Problem →
Report how many lines of the entries below contain the word "phone", and nothing more.

[Interface dataset entries]
============================================================

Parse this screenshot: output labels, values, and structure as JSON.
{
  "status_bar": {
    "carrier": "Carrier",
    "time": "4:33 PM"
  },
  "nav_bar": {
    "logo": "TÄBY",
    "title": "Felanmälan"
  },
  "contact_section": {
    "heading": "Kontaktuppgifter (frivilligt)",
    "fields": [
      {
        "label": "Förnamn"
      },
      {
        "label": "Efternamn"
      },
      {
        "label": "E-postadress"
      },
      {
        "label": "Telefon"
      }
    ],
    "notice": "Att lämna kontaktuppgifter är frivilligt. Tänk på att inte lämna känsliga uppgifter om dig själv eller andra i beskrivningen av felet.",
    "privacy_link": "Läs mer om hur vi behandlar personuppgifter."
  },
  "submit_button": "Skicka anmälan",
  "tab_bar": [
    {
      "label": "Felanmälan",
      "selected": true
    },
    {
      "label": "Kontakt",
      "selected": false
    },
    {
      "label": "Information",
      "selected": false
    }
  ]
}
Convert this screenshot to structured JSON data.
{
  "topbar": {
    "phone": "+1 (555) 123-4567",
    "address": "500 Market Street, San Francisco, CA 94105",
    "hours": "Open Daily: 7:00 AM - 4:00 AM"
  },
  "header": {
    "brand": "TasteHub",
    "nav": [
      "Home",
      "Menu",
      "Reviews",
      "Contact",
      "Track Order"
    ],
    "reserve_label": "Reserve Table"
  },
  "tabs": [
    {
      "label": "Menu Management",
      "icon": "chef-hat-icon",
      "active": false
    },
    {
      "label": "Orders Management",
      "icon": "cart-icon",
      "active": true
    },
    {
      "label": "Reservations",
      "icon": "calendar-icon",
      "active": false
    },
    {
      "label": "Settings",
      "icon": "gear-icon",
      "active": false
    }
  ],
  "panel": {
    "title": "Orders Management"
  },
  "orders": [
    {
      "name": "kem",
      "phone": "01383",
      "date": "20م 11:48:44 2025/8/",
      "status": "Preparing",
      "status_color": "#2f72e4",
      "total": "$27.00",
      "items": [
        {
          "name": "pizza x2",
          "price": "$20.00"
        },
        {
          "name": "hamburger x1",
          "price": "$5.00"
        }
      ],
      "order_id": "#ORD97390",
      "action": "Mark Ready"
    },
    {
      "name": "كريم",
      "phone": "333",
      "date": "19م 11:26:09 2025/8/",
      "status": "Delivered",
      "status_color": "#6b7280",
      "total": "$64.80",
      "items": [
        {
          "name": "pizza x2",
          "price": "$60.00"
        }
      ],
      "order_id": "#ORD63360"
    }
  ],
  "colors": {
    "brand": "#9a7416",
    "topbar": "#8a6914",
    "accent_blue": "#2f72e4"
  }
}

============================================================

Response to the exercise →
3